  17. Morris, S. B., & DeShon, R. P. (2002). Combining effect size estimates in meta-analysis with repeated measures and independent-groups designs. Psychological Methods, 7, 105–125.CrossRefPubMedGoogle Scholar
  18. Potter, M. C. (1976). Short-term conceptual memory for pictures. Journal of Experimental Psychology: Human Learning and Memory, 2(5), 509–522. doi: 10.1037/0278-7393.2.5.509 Google Scholar
  19. Potter, M. C., Staub, A., Rado, J., & O’Connor, D. H. (2002). Recognition memory for briefly presented pictures: The time course of rapid forgetting. Journal of Experimental Psychology: Human Perception and Performance, 28(5), 1163–1175. doi: 10.1037//0096-1523.28.5.1163 PubMedGoogle Scholar
  20. Potter, M. C., Staub, A., O'Connor, D. H. (2004). Pictorial and conceptual representation of glimpsed pictures. Journal of Experimental Psychology: Human Perception and Performance, 30(3), 478–489.Google Scholar
  21. Potter, M. C., Wyble, B., Hagmann, C. E., & McCourt, E. S. (2014). Detecting meaning in RSVP at 13 ms per picture. Attention, Perception & Psychophysics, 76(2), 270–279. doi: 10.3758/s13414-013-0605-z CrossRefGoogle Scholar
  22. Serre, T., Oliva, A., & Poggio, T. (2007). A feedforward architecture accounts for rapid categorization. Proceedings of the National Academy of Sciences, 104(15), 6424–6429. doi: 10.1073/pnas.0700622104 CrossRefGoogle Scholar
  23. Standing, L. (1973). Learning 10000 pictures. Quarterly Journal of Experimental Psychology, 25(2), 207–222. doi: 10.1080/14640747308400340 CrossRefPubMedGoogle Scholar
  24. Stanislaw, H., & Todorov, N. (1999). Calculation of signal detection theory measures. Behavior Research Methods, Instruments, & Computers: A Journal of the Psychonomic Society, Inc, 31(1), 137–149.CrossRefGoogle Scholar
  25. Thorpe, S., Fize, D., & Marlot, C. (1996). Speed of processing in the human visual system. Nature, 381(6582), 520–522. doi: 10.1038/381520a0 CrossRefPubMedGoogle Scholar

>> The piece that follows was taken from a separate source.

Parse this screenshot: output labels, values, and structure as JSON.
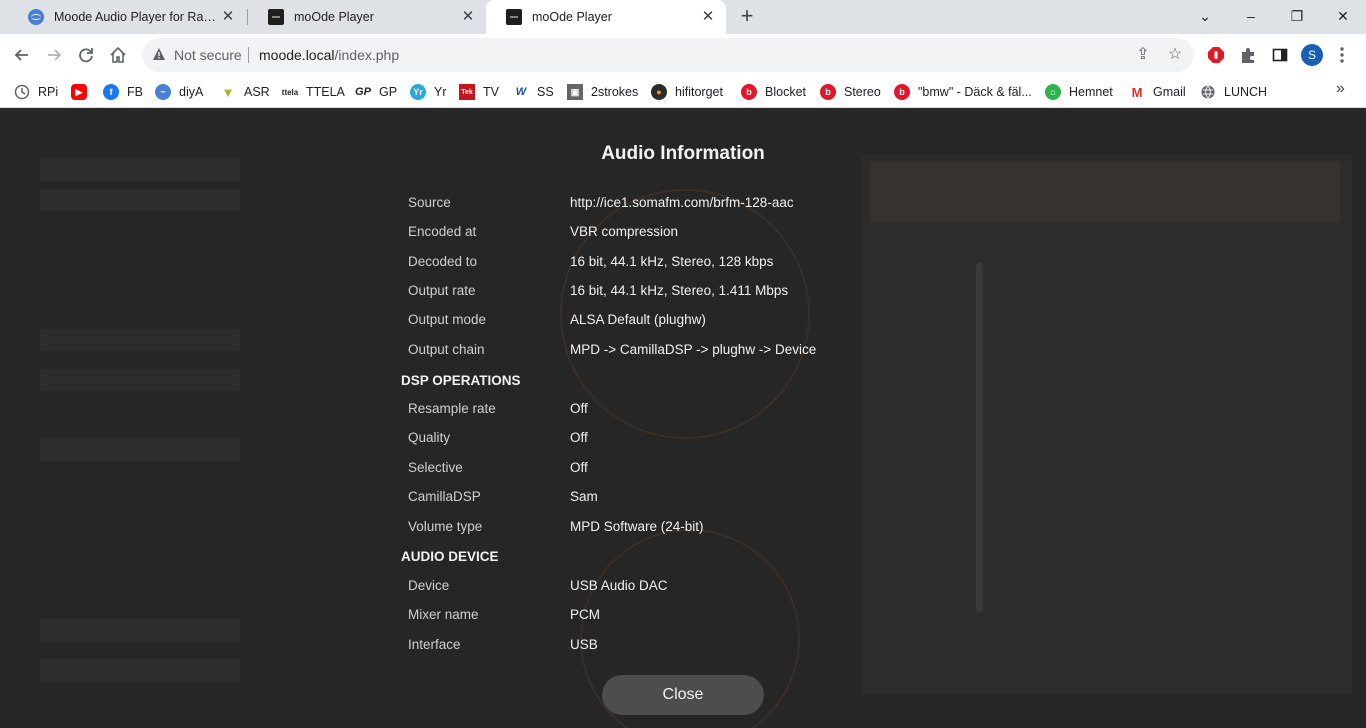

Copyright information

© Psychonomic Society, Inc. 2017

Authors and Affiliations

  • Nico Broers
    • 1
  • Mary C. Potter
    • 2
  • Mark R. Nieuwenstein
    • 3
  1. 1.University of MünsterMünsterGermany
  2. 2.Massachusetts Institute of TechnologyCambridgeUSA
  3. 3.University of GroningenGroningenThe Netherlands

Personalised recommendations